Work order: Tally the lines below that contain the word "video", then give the tally and nothing more.

Exercise inputs:
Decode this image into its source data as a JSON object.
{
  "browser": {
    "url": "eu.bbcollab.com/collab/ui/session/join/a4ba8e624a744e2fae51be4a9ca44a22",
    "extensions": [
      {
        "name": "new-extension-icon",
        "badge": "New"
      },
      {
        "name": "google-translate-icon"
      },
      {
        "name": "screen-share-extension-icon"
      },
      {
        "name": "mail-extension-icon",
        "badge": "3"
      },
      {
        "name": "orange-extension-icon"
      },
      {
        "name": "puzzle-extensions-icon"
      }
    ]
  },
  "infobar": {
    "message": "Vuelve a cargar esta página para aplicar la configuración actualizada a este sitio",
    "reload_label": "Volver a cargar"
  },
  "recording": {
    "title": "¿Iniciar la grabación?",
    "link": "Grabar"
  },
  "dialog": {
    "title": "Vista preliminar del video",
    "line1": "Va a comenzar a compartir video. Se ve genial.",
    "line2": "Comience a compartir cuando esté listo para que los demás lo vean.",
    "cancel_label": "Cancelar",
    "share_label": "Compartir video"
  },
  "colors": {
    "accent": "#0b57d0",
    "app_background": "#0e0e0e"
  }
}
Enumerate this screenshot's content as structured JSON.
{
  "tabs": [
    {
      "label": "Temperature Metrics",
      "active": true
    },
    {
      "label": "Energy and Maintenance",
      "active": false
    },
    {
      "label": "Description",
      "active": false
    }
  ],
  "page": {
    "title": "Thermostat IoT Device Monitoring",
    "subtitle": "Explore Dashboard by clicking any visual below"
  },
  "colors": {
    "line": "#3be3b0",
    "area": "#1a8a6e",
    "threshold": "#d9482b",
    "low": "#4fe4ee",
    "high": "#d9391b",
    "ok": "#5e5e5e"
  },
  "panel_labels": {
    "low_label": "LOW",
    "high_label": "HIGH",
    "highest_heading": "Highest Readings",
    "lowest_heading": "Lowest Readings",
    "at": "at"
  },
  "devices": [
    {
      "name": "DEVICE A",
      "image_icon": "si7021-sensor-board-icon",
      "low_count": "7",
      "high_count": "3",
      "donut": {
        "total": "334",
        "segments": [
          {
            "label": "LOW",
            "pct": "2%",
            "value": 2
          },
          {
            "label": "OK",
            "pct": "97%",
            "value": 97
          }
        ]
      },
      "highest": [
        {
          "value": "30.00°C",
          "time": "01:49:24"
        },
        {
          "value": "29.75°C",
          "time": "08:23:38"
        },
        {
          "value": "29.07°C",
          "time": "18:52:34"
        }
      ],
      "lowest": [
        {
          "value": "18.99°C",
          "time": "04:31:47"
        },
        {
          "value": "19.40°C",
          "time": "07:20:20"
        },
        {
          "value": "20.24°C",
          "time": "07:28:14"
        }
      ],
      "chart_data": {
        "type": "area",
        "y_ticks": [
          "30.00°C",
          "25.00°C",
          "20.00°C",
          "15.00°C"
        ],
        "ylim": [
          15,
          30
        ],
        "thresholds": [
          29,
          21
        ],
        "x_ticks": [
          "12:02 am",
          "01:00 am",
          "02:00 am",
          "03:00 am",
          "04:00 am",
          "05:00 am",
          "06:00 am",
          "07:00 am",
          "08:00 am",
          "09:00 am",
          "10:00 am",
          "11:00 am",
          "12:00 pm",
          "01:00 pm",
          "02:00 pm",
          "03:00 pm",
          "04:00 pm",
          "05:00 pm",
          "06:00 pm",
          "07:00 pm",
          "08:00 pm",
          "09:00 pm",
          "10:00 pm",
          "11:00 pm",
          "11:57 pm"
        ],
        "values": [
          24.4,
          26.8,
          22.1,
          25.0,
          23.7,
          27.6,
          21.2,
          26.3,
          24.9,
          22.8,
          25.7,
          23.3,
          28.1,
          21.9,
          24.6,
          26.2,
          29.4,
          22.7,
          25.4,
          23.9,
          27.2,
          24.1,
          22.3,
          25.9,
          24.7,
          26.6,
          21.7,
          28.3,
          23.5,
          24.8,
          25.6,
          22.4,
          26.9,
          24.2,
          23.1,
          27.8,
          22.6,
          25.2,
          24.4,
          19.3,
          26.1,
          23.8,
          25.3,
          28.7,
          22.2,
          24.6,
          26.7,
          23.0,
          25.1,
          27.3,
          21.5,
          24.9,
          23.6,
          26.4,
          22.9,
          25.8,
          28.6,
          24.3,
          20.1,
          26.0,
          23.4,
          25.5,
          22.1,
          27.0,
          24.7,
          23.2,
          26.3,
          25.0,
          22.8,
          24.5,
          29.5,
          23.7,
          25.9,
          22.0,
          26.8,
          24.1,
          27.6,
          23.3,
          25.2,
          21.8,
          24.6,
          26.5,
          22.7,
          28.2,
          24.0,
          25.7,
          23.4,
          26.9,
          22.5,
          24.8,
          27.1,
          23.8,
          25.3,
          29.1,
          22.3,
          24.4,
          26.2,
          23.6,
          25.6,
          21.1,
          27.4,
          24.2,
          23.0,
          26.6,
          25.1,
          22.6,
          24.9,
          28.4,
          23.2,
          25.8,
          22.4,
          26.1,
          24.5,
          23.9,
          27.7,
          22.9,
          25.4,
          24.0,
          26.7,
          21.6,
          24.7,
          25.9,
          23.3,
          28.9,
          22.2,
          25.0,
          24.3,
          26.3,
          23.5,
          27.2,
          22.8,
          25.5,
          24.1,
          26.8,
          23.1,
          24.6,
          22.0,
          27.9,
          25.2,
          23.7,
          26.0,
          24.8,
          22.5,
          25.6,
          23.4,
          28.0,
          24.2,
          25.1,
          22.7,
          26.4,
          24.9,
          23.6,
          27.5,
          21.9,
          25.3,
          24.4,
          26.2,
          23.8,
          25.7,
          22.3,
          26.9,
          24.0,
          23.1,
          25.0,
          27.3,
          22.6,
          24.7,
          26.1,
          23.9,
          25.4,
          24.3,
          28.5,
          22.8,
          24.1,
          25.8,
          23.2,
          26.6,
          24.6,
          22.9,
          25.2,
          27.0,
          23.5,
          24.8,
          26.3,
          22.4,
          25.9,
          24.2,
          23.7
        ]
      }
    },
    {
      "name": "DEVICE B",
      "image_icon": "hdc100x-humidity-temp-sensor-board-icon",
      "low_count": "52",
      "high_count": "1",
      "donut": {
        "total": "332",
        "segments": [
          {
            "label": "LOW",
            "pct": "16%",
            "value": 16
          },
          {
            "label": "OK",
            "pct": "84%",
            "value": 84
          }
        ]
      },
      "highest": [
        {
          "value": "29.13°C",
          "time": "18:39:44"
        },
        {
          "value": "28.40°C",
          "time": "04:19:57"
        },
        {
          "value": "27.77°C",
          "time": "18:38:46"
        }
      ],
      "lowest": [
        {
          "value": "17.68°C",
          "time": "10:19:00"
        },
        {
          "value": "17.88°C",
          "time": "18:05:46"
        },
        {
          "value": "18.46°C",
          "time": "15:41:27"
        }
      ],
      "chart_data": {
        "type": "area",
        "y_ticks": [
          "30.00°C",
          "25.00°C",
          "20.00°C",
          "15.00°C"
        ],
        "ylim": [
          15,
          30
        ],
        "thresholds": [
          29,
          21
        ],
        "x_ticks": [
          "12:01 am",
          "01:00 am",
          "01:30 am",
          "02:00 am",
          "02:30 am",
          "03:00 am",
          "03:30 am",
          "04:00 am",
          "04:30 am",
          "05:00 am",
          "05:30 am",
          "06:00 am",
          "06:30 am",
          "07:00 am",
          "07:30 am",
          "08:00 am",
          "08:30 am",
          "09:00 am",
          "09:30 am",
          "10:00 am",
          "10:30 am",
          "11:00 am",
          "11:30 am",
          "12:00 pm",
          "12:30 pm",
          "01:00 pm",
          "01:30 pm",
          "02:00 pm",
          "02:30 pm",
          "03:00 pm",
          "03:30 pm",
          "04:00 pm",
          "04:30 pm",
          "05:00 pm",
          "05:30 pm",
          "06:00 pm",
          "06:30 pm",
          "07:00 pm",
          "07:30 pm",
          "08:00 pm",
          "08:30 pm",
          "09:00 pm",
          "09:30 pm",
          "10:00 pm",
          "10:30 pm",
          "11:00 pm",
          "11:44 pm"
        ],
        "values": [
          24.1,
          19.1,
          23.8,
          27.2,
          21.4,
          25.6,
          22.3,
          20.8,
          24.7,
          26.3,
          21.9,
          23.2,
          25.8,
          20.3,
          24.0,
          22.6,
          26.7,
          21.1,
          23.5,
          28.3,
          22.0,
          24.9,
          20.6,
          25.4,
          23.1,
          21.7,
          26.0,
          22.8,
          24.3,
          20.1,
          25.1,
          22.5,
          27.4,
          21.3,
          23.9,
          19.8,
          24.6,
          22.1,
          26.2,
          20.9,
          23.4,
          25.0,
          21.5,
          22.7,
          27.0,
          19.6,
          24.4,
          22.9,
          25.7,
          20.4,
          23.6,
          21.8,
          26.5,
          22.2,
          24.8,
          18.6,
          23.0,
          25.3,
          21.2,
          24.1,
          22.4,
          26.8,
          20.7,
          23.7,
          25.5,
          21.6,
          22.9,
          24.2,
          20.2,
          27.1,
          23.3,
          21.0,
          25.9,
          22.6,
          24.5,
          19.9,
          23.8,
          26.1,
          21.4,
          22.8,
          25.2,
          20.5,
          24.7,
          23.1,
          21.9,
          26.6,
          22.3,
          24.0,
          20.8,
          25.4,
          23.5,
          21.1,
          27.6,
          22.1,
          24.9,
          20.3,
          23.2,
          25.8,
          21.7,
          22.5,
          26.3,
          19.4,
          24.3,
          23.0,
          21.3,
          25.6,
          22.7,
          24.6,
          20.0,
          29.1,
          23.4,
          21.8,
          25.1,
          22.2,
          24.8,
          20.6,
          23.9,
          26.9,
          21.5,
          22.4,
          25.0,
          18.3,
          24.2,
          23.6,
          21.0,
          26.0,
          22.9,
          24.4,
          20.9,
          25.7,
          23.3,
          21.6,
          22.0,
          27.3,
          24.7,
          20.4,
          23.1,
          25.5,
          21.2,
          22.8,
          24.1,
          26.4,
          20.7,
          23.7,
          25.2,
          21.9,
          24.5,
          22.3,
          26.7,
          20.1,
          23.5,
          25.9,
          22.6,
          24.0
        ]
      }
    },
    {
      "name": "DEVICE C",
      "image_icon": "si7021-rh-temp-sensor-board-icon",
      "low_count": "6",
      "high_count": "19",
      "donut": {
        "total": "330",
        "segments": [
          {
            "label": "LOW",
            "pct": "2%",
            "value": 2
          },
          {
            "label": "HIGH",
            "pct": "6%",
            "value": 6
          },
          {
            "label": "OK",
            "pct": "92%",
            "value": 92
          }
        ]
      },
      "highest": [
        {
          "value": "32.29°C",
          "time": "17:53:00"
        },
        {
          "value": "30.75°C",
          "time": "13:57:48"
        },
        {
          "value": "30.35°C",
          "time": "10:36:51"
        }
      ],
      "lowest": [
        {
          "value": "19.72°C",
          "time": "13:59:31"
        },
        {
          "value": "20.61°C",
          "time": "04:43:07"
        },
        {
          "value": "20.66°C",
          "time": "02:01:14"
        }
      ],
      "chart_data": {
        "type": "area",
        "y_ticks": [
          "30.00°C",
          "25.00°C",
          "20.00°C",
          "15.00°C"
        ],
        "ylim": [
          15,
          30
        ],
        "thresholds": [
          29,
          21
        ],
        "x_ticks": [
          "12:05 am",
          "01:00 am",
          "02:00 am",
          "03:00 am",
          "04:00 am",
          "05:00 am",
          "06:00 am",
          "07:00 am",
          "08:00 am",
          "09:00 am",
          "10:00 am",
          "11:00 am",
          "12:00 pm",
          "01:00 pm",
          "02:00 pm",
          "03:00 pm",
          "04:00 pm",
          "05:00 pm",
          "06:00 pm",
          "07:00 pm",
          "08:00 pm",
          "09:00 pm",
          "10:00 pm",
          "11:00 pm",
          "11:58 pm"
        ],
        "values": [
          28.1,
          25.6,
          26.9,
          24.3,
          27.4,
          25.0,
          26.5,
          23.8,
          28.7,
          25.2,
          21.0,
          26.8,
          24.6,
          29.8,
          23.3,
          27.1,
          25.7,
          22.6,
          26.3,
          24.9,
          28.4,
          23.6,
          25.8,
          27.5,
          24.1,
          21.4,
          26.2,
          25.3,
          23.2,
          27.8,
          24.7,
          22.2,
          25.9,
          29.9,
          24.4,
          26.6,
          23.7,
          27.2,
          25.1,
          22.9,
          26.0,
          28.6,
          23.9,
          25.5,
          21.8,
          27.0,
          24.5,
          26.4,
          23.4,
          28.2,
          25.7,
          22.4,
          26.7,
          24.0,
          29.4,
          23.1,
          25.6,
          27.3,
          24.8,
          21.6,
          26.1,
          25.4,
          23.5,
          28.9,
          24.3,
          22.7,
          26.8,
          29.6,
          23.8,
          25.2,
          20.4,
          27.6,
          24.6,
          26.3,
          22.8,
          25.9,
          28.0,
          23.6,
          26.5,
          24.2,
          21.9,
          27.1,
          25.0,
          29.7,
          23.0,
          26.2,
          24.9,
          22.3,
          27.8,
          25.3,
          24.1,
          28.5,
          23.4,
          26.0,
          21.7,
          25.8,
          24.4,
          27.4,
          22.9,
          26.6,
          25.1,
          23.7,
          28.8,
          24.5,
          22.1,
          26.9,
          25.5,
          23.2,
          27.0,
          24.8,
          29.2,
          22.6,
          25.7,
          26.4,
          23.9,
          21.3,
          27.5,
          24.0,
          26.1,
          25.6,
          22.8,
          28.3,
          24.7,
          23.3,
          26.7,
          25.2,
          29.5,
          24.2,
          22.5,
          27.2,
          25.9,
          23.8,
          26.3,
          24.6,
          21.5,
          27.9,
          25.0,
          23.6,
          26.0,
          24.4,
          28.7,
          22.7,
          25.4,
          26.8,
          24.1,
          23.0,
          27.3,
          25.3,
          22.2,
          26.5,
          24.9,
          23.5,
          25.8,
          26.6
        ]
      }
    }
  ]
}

Answer: 3